“Whoever and wherever that person is,” Pat continued. “I thank him/her. My faith in humanity wavers at times, but I am ever the optimist inside. I do not plan on changing that characteristic.” The door opened, not the police, but Phyliss, the secretary, phone in hand. “Oh, yes, Mr. Bates? You’re wanted outside.”
Master Nate sat, his slouched dark form against the orange plastic, in the front pew of Pinkberry and pretended to read. He would look up and smile, as if suddenly noticing a girl from school, when he had been tracking her every move, and get her into conversation, hoping she would sit. That was his schtick.

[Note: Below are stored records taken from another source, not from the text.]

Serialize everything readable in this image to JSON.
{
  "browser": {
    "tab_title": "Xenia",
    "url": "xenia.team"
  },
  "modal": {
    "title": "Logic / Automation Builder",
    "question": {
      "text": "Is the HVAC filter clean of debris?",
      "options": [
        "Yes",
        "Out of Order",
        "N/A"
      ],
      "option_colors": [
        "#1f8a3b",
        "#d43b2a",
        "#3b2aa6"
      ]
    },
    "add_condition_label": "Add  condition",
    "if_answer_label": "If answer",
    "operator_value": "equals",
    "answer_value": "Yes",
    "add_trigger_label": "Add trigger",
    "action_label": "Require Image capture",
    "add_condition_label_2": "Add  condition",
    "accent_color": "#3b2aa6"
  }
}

Lauren was a Junior with medium length auburn hair, long lashes and a high forehead. She flushed when we told her our plan. “How bad will it be for him?”
“He’ll be fired, maybe jail.”
She sat down with him and asked if he wanted to come to a party. He said he couldn’t until she said it was just her. He walked at her side, just behind, letting his hand bump into hers. We went ahead and waited on the balcony of Kristie’s parent’s place. He came into the apartment like a burglar, looking for cameras, and moved cautiously into the living room, ready to flee. He stood at the window, looking out past the cedar hedge and our heads in behind.
“You want some tequila?” She said it too quickly and offered the bottle like it was a bomb, and it looked like he would go, until she sat on the edge of the couch and stretched out her legs.
“I’m more of a tea drinker.”
She smiled. “Oh, I like tea.”
“That’s my girl.” He stepped toward her and leaned on the back of the couch.
“You don’t drink at all?”
“Just my tea.’ He reached out like he was waving away a spiderweb and then had his hand on her hair.
“Master Nate.” My voice sounded like it was coming out the back of my head.
He looked up, frozen like a cardboard cut-out, his eyes wide, his arms dangling in disrepair. “What’s that?”
Kristie had already dialed, walking straight past him and stood in front of the door. “I’d like to report a rape.”
“What?” Master Nate’s face collapsed, the weight of it pushing out his pink-grey lower lip. “Rape? No.”
She glared back at him, the judgement already in. “Yes, he’s right here.”
“Vicks, that pedophile is still teaching kids.”
“There’s nothing I can do about it.”
“Fucking report it.”
“You don’t think I already did? I wrote the whole thing up, summary, dates, everything. There were two other girls involved as well. We made it very formal with a signed letter and gave it to the principal.”
“And nothing. Principal Kirk said our evidence was hearsay.”
“You’re kidding me.”
“His words against ours.”
“You should sue the school.”
“I don’t want to think about any of this shit again.”
She breathed out hard like she was smoking. “We have to fucking nail this bastard.”
“You can tell yourself that all you like, Vicks, but you know it’s bullshit. This guy needs to go down. And we can do it.”
“You’re not serious.” But I knew she was.
(Master Nate, Part One appeared April 25, 2014)
I stretched out in the grass, the lawn sloping away into an almost epically long view, the trees in a horseshoe at the far side and the city above. Kristie was asleep beside me. We had finished our finals, Third Year done, and summer was here. I breathed out lightly, almost happy, my elbow tucked perfectly in. That’s when I saw him surge out of the corner of my eye, my old high school teacher, Master Nate.
“Vicks!” He stood over me, awkwardly perving down my top. “How are you doing? What a day! What a day!” I closed my eyes and wished him away. But he was still there, his narrow eyes, big nose and lips like Ichabod Crane. “Who’s your lovely friend?”
His hand came jutting out, hairier than I remembered. “Nate Doyle. Pleased.”
He blinked hard, dark white spittle at the corner of his mouth. “What’s that, Vicks? What?”
I lurched up, banging the grass off my jeans. “I told her about you, Master Nate.”
His mouth opened and closed, a large-mouth bass gasping for water. “I would have done anything for you. Literally anything.”
“This is the guy?” Kristie zipped up her top. “Jesus fuck.”
“Vicks, no.” His eyes bulged, his chin jutted out. “Literally. Anything.”
“I should call the police.” Kristie got her phone out of her purse. “Let’s do that.”
“Lit-er-al-ly. An-y-thing.” He punctuated each syllable with a thrust of his hand.
“So what do you do? It’s just 9-1-1?”
And then he turned away and was suddenly crazily running, swerving toward the darkness of the trees.I thought about having a rifle, lining him up, breathing in, shooting, how he would fall, the little thing he was, and how that would be that.
Vicks stared after him and then at me. “That guy taught you?”
“He was the head of the department.”